▶ **Problem details**:
All of the data needs to be reproduced with no alterations.

▶ **Provided records**:
-------

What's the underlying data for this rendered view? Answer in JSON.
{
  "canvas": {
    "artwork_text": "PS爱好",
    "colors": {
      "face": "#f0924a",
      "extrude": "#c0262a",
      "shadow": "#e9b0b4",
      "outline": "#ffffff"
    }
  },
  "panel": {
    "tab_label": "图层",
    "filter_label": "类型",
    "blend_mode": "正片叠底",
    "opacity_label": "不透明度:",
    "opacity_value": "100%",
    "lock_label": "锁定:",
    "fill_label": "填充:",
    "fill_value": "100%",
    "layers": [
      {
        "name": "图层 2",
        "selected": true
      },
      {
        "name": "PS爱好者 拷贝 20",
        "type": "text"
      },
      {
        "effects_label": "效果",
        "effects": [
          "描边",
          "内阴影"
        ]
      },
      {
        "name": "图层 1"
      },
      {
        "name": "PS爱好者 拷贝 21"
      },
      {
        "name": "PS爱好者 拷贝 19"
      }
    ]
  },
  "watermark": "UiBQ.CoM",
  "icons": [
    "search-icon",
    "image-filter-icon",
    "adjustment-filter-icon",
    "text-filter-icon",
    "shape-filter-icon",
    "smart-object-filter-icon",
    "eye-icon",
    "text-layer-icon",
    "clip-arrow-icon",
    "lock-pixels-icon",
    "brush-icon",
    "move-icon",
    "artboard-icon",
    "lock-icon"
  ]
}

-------

▶ **Exercise answer**:
What's the underlying data for this rendered view? Answer in JSON.
{
  "canvas": {
    "artwork_text": "PS爱好",
    "colors": {
      "face": "#f0924a",
      "extrude": "#c0262a",
      "shadow": "#e9b0b4",
      "outline": "#ffffff"
    }
  },
  "panel": {
    "tab_label": "图层",
    "filter_label": "类型",
    "blend_mode": "正片叠底",
    "opacity_label": "不透明度:",
    "opacity_value": "100%",
    "lock_label": "锁定:",
    "fill_label": "填充:",
    "fill_value": "100%",
    "layers": [
      {
        "name": "图层 2",
        "selected": true
      },
      {
        "name": "PS爱好者 拷贝 20",
        "type": "text"
      },
      {
        "effects_label": "效果",
        "effects": [
          "描边",
          "内阴影"
        ]
      },
      {
        "name": "图层 1"
      },
      {
        "name": "PS爱好者 拷贝 21"
      },
      {
        "name": "PS爱好者 拷贝 19"
      }
    ]
  },
  "watermark": "UiBQ.CoM",
  "icons": [
    "search-icon",
    "image-filter-icon",
    "adjustment-filter-icon",
    "text-filter-icon",
    "shape-filter-icon",
    "smart-object-filter-icon",
    "eye-icon",
    "text-layer-icon",
    "clip-arrow-icon",
    "lock-pixels-icon",
    "brush-icon",
    "move-icon",
    "artboard-icon",
    "lock-icon"
  ]
}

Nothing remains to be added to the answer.